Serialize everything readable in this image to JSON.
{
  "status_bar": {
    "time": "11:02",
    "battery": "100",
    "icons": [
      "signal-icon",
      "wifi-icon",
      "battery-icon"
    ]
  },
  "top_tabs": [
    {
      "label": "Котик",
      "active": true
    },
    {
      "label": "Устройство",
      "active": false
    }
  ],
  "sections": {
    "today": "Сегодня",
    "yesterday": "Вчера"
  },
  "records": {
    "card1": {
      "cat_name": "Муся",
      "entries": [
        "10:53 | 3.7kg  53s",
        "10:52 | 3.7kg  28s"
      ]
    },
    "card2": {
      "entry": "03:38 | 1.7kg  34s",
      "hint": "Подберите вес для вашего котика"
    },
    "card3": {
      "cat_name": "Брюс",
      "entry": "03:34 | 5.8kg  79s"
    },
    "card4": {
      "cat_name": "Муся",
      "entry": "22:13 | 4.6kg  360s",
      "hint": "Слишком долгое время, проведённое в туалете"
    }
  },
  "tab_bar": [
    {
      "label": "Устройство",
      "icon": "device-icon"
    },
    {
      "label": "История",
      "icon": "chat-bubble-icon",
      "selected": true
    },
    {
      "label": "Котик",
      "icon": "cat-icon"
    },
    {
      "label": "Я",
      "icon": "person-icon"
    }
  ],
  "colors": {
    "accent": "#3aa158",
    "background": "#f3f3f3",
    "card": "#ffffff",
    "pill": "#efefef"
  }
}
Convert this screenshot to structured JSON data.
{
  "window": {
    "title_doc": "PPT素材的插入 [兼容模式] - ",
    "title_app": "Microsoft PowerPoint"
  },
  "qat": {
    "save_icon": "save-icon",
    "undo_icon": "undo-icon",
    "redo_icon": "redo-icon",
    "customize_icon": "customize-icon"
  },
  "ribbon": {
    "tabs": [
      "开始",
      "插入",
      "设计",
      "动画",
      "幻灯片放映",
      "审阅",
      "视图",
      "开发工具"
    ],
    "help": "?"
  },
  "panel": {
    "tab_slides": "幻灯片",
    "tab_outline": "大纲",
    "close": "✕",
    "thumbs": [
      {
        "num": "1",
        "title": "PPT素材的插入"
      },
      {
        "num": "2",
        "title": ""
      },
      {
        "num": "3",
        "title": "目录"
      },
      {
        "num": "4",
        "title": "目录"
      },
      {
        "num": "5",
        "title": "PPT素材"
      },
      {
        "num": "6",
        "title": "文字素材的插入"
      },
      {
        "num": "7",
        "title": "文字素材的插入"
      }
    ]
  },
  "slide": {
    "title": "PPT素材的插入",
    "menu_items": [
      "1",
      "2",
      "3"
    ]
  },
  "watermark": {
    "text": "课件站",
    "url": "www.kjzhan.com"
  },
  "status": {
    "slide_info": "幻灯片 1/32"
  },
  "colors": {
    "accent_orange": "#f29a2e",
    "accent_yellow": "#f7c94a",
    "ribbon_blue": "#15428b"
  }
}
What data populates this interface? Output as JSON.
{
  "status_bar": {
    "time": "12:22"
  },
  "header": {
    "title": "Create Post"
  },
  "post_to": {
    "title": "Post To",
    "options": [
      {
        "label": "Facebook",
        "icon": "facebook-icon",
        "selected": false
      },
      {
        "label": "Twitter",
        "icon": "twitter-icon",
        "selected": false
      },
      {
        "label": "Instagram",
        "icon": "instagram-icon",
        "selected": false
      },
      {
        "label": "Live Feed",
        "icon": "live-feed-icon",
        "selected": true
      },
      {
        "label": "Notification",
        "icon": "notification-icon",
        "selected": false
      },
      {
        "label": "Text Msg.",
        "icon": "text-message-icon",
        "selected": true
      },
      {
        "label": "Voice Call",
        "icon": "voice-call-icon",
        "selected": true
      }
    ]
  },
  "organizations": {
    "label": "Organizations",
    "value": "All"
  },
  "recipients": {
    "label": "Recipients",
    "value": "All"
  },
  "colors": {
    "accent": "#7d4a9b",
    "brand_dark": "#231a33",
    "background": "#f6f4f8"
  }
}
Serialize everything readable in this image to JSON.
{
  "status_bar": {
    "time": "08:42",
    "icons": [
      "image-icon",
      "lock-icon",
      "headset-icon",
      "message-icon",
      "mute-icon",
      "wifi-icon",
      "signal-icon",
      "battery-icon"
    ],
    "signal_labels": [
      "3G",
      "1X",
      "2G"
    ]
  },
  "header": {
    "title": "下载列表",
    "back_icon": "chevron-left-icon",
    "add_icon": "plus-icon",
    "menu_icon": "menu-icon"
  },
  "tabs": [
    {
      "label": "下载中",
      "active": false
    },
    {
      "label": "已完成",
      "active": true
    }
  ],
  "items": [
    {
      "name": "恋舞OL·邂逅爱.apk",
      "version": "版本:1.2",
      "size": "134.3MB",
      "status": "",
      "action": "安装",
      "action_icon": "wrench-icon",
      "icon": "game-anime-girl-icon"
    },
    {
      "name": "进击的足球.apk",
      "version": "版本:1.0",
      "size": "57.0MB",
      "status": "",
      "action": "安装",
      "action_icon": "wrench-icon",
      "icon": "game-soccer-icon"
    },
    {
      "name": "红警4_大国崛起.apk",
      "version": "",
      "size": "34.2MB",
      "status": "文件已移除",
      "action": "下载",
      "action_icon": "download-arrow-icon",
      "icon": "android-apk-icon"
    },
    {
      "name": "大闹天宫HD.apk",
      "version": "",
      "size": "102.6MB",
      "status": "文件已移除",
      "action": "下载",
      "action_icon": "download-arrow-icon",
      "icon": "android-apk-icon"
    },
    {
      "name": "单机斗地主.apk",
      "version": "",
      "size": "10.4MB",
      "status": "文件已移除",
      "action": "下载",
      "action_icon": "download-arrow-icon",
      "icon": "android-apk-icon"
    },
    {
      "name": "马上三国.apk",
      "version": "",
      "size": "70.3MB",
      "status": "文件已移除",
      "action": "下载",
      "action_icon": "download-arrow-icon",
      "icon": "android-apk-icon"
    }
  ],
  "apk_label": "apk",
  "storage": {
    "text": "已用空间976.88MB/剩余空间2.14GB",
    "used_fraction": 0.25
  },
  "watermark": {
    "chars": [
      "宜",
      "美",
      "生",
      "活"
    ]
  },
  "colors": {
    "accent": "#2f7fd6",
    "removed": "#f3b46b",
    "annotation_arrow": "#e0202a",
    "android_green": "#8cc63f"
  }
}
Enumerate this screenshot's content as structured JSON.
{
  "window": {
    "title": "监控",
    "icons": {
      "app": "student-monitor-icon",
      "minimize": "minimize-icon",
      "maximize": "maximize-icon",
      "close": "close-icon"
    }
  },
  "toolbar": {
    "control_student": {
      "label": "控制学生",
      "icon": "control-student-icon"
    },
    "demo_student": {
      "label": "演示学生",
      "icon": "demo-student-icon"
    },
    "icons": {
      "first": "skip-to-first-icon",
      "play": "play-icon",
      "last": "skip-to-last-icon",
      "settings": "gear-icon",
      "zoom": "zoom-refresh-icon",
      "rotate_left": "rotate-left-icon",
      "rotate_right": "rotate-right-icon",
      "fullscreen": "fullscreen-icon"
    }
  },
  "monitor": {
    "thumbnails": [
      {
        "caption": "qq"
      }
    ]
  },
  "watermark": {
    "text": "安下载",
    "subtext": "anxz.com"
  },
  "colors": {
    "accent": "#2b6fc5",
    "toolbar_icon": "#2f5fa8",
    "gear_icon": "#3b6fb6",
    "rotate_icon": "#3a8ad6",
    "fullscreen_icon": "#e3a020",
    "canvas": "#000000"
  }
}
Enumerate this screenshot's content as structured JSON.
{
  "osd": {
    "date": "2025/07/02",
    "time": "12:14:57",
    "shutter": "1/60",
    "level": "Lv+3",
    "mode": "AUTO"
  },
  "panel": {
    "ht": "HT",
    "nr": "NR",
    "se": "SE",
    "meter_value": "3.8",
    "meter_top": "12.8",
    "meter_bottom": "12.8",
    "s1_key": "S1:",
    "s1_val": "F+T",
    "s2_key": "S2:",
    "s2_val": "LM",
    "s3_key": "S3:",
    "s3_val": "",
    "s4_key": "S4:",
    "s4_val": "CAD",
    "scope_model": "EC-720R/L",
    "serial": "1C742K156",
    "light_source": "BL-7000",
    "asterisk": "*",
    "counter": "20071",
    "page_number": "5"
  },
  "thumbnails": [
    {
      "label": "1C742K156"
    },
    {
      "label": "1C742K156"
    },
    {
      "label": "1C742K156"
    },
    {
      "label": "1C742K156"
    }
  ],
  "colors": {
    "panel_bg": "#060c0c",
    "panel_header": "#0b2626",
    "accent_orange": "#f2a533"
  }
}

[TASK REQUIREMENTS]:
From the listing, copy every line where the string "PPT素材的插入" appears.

[EXERCISE OUTPUT]:
    "title_doc": "PPT素材的插入 [兼容模式] - ",
        "title": "PPT素材的插入"
    "title": "PPT素材的插入",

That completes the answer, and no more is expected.